Catching nearly 5,000 black crappies in one day at Shipshewana Lake might be an angler’s dream, but for Steve Donabauer the catch was nearly a nightmare.
Donabauer, a DNR fisheries biologist, caught them in late April in two trap nets as part of a region-wide study of crappie numbers and sizes. Most were small. Where crappies are over-populated, competition for food can be intense.
The first-of-its-kind study will help DNR biologists understand crappie populations in northern Indiana’s glacial lakes. Previous information on crappies has been limited because they are difficult to catch in standard fish-population surveys.
“We bought some newly designed trap nets that can target crappies, especially in the spring,” Donabauer said. “The huge catch at Shipshewana Lake obviously proved they work.”
The traps worked so well that Donabauer removed them after the first day. Enough was enough.
After measuring hundreds of crappies and figuring how many could fill a 5-gallon bucket, Donabauer and assistant biologist Bri Ciara had to resort to counting them by the bucketful before releasing them back to the lake.
In addition to Shipshewana Lake in LaGrange County, DNR biologists sampled seven other lakes. They were Simonton Lake in Elkhart County, North Twin Lake in LaGrange County, Hudson Lake in LaPorte County, Mill Pond in Marshall County, Big and Skinner lakes in Noble County, and Lake Gage in Steuben County.
Of the eight lakes, Skinner Lake ranked second behind Shipshewana with 1,889 black crappies.
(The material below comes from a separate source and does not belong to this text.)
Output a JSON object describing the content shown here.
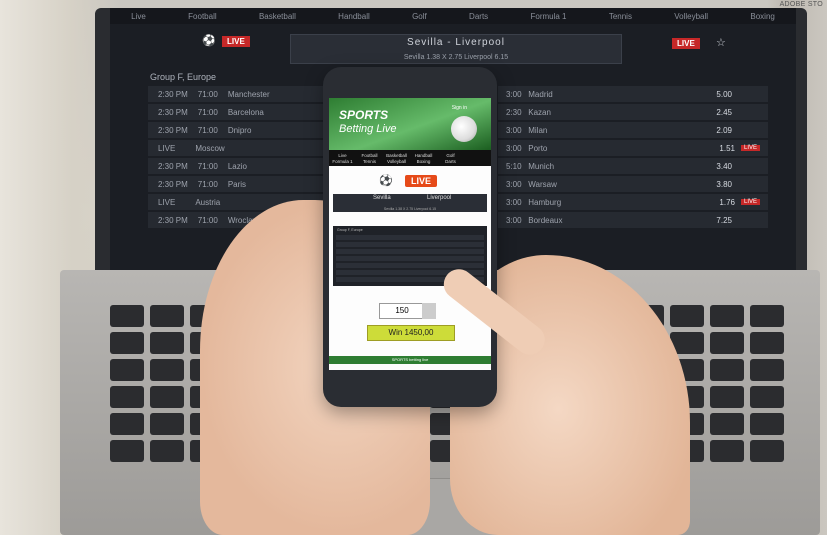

Another 94 white crappies also were trapped.
“The biggest crappie we caught at Shipshewana was only 9 inches long,” Donabauer said. “At Skinner, only 23 crappies were 10 inches or bigger.”
In contrast, 146 crappies were trapped up to 13 inches long at Mill Pond. Hudson Lake produced 84 crappies up to 12 inches with nearly half more than 10 inches. At Big Lake, 74 crappies were caught and nearly all were 10 inches or larger.
North Twin Lake provided only four crappies. None were captured at Lake Gage.
“These numbers show the wide range we have in crappie populations and crappie sizes,” Donabauer said. “Not all lakes are the same and as we learn more about them we should be in a better position to manage them.”